“Sir,” I said, “I understand how it can seem a little confusing, but I was actually taught in my training here that the date on our bottles are actually bottling dates…”
He cut me off, saying that the date on the other bottle on the table was from three days ago, and argued that there was “absolutely no possible way” that the sauce could be made, packaged, and sent to the restaurant and placed on a table in three days.
I explained to him that, since we are a locally owned company, we make and distribute all of our sauces and products at the company commissary, which is about ten minutes down the road from our restaurant.
Before I could even finish talking, he interrupted me again.
“I don’t appreciate your manager lying to me; just do your job, stop lying to my face. I know how the industry works and I wish you all would just pay more attention to your products.”
Again, I asked him what he would like me to do about the situation (the whole time I’m still holding his bill and his credit card in my hand) and he just huffed, “Nothing now, I’ve already eaten it. I just hope I don’t get sick. This is just awful.”
I left the table and confronted my manager, who told me he had already sent an email to the commissary, asking them the details of our bottling and labeling protocol. I asked him what to do, and, like me, he too was at a loss. He told me he had already taken off the cost of the man’s meal, and that until he heard back from the commissary, he didn’t know what else to do.
So I ran the man’s credit card (Still $150 tab for the table), walked back to the table, and set the card back on the table.
“He took off the price of your meal, sir. Let me know if there’s anything else I can do for you. Have a great evening. ”
I got a $2 tip on a $150 tab, from a group that took up 2 of my tables for 2 hours.
Ten minutes after they left, the commissary emailed us back, saying the exact same thing my manager and I had told the guy at the table.
I lost a significant amount of money because someone refused to be wrong.

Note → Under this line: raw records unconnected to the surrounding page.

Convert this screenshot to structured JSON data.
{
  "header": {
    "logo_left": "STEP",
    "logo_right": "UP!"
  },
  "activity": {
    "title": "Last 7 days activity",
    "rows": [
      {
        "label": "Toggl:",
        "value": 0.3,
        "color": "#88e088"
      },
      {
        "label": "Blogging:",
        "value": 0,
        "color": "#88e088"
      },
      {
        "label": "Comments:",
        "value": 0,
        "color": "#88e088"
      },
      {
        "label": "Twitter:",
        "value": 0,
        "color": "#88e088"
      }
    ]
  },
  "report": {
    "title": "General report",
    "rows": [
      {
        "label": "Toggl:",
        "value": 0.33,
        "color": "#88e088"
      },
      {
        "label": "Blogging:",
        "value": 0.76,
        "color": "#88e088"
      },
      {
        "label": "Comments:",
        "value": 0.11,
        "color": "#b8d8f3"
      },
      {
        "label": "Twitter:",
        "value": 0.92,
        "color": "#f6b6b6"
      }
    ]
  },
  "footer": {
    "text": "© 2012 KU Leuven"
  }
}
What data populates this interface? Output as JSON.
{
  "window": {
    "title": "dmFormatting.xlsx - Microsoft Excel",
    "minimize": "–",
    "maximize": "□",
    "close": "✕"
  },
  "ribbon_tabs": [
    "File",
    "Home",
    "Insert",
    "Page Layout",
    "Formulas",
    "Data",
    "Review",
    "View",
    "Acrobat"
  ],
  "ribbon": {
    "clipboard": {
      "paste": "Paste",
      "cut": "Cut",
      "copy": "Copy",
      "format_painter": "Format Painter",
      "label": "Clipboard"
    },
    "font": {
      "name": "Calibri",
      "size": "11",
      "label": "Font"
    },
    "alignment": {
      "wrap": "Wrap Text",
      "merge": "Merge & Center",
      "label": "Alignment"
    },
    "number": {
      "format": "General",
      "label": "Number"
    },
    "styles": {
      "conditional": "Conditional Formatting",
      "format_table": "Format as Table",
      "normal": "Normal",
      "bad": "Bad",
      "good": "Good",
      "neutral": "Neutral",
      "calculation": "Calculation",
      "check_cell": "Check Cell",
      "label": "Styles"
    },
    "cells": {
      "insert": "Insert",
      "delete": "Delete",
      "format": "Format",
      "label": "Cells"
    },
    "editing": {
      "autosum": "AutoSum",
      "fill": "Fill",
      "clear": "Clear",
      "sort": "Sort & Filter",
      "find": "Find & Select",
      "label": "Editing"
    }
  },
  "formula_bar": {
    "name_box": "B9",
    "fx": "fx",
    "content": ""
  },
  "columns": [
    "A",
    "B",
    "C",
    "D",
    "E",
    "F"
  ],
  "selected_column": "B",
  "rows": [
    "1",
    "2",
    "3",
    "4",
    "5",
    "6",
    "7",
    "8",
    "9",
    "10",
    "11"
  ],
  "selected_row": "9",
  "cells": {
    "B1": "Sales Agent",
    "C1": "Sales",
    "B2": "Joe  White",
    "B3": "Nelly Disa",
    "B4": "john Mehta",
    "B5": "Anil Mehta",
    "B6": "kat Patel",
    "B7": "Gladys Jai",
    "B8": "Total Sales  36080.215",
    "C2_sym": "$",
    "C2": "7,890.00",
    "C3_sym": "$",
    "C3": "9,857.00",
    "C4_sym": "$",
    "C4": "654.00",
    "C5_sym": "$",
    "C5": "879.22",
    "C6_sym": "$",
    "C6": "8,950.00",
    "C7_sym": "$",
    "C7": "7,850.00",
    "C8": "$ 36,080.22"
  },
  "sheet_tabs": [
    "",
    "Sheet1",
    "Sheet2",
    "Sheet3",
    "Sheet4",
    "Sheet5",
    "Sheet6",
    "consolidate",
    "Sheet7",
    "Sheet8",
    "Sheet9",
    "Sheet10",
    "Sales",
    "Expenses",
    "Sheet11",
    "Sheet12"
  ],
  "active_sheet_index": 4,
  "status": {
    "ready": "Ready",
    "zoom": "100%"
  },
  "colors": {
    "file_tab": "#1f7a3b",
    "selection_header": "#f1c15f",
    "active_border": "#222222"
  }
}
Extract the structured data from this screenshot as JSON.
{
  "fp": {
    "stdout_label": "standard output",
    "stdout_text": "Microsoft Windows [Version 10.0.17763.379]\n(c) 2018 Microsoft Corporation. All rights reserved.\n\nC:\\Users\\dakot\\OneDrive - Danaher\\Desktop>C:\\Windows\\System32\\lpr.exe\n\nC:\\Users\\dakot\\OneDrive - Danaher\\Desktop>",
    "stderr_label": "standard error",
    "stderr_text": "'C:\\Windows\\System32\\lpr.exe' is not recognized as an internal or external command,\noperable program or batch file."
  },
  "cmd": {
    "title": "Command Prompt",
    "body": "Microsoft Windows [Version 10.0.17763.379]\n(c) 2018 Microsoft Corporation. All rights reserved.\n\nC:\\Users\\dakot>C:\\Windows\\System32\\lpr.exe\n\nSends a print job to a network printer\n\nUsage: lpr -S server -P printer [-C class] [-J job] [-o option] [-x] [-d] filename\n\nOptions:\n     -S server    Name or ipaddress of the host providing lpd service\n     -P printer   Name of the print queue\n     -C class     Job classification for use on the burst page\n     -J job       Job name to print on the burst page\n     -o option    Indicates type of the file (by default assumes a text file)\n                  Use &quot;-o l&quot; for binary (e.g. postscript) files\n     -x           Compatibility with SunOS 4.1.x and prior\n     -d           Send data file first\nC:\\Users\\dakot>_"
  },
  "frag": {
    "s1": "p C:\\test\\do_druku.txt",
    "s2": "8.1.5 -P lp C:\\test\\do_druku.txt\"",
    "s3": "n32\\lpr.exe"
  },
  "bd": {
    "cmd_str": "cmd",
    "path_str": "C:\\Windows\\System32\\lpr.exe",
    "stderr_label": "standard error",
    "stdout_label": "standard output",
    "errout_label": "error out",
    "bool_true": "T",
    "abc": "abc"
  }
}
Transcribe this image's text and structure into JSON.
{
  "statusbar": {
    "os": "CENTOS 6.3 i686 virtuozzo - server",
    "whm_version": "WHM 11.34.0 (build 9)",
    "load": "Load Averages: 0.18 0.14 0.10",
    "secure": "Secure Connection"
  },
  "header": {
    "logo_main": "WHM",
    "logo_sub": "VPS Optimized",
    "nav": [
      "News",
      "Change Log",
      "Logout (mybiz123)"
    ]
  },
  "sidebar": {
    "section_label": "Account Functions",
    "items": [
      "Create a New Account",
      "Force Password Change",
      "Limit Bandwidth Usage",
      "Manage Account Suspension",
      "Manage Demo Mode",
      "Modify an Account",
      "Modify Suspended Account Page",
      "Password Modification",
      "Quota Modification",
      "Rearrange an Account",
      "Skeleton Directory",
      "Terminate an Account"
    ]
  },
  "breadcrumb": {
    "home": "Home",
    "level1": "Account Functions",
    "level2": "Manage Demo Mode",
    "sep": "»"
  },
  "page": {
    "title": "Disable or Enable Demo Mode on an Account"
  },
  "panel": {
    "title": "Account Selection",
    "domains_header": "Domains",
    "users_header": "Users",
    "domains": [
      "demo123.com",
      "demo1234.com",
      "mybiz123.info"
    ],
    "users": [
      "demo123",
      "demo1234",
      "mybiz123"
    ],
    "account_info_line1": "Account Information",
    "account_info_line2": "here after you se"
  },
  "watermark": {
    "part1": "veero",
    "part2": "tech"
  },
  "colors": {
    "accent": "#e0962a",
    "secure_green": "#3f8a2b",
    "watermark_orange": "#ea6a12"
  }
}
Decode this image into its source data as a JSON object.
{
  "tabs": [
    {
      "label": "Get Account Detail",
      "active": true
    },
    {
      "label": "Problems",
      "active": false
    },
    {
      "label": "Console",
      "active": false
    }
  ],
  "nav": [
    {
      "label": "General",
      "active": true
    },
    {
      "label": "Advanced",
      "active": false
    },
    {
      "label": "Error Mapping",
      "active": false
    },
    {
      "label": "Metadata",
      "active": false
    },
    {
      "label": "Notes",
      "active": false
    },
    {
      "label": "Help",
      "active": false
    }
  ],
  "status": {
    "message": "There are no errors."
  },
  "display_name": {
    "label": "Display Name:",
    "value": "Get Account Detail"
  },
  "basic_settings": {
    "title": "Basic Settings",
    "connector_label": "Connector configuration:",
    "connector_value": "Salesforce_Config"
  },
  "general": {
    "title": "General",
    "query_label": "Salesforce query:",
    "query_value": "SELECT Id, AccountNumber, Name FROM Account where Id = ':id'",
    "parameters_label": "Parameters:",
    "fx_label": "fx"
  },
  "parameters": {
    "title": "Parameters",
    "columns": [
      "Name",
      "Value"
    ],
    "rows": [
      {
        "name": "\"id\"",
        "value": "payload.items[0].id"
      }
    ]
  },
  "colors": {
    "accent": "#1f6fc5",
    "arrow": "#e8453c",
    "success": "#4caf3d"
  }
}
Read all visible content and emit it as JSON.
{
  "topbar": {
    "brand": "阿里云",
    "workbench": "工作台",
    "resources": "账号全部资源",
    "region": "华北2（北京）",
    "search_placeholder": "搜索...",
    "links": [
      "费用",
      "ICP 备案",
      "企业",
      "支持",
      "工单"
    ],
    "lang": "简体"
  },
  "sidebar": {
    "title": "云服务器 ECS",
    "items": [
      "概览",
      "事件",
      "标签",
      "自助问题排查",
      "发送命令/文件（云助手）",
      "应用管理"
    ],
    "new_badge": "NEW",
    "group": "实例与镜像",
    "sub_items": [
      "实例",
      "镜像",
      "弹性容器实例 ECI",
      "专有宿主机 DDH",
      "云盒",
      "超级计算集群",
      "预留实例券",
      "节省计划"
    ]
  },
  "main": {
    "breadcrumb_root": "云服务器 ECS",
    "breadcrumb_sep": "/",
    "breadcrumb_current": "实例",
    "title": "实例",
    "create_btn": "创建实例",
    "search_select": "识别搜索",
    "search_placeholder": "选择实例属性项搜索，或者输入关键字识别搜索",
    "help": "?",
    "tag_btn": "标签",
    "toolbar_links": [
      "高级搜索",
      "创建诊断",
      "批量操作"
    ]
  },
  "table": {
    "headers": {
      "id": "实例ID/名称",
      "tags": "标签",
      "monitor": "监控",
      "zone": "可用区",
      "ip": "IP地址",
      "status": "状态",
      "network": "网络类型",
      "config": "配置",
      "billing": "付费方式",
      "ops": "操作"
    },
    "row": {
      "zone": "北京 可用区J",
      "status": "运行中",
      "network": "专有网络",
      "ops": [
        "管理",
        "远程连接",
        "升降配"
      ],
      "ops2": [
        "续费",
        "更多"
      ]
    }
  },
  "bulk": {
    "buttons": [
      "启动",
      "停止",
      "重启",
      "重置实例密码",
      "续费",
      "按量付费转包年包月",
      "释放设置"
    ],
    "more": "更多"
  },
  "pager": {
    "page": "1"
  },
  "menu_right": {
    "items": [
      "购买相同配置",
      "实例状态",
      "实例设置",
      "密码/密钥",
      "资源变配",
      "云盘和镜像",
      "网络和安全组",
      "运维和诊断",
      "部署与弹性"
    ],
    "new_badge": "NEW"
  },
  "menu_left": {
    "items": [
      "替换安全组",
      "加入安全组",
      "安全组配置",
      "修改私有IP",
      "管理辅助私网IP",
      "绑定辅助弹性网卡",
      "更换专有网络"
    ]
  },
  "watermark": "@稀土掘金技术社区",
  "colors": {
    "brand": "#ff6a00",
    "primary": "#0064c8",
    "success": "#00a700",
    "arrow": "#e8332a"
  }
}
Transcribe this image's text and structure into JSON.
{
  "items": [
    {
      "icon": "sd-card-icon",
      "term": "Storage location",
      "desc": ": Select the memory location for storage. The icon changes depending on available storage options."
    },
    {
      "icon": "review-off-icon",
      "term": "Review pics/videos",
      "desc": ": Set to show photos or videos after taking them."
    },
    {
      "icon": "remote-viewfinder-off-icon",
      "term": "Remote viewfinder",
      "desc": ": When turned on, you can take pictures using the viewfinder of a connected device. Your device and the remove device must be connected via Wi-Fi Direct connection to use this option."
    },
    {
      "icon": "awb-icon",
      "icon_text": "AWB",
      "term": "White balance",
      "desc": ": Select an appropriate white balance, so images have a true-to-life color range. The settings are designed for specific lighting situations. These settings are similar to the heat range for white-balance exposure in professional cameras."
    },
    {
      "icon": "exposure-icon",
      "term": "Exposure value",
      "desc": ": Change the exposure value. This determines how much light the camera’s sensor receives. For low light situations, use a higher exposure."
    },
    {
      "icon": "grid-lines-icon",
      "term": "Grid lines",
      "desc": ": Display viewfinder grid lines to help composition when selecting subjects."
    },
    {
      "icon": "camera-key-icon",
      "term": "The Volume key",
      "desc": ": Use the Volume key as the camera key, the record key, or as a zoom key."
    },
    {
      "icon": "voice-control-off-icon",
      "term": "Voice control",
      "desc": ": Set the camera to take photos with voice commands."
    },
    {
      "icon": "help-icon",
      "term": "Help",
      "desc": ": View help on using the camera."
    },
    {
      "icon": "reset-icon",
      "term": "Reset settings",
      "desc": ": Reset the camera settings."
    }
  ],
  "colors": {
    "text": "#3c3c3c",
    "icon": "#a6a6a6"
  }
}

As a server, I often am forced to subscribe to the “customer’s always right” philosophy, which is hard enough even when I CAN fix the problem. If a guest believes his/her steak is overdone, I can easily have it recooked. However, if a man swears up and down that our sauces are expired when they’re not, I can show him every date on every bottle in the entire restaurant, but it won’t change his mind, and I’ll still leave empty-handed.
Submitted By Andie